* [Try it] Write out the listing below again, precisely as it is given.

* [Supplied records]
===============

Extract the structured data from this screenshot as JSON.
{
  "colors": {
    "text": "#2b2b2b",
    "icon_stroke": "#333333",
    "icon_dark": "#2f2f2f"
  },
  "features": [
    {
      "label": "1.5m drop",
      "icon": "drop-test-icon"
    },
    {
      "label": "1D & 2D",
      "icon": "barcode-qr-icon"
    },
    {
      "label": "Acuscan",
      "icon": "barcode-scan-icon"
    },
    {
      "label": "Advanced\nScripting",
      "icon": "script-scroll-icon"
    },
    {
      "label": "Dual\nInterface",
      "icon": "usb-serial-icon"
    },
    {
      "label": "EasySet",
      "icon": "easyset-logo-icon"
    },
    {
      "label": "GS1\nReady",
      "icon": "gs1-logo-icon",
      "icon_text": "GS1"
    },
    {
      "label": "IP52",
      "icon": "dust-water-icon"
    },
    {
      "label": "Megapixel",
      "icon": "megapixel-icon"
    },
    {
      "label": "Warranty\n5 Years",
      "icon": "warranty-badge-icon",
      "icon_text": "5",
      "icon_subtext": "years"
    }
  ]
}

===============

* [Solution to the exercise]
Extract the structured data from this screenshot as JSON.
{
  "colors": {
    "text": "#2b2b2b",
    "icon_stroke": "#333333",
    "icon_dark": "#2f2f2f"
  },
  "features": [
    {
      "label": "1.5m drop",
      "icon": "drop-test-icon"
    },
    {
      "label": "1D & 2D",
      "icon": "barcode-qr-icon"
    },
    {
      "label": "Acuscan",
      "icon": "barcode-scan-icon"
    },
    {
      "label": "Advanced\nScripting",
      "icon": "script-scroll-icon"
    },
    {
      "label": "Dual\nInterface",
      "icon": "usb-serial-icon"
    },
    {
      "label": "EasySet",
      "icon": "easyset-logo-icon"
    },
    {
      "label": "GS1\nReady",
      "icon": "gs1-logo-icon",
      "icon_text": "GS1"
    },
    {
      "label": "IP52",
      "icon": "dust-water-icon"
    },
    {
      "label": "Megapixel",
      "icon": "megapixel-icon"
    },
    {
      "label": "Warranty\n5 Years",
      "icon": "warranty-badge-icon",
      "icon_text": "5",
      "icon_subtext": "years"
    }
  ]
}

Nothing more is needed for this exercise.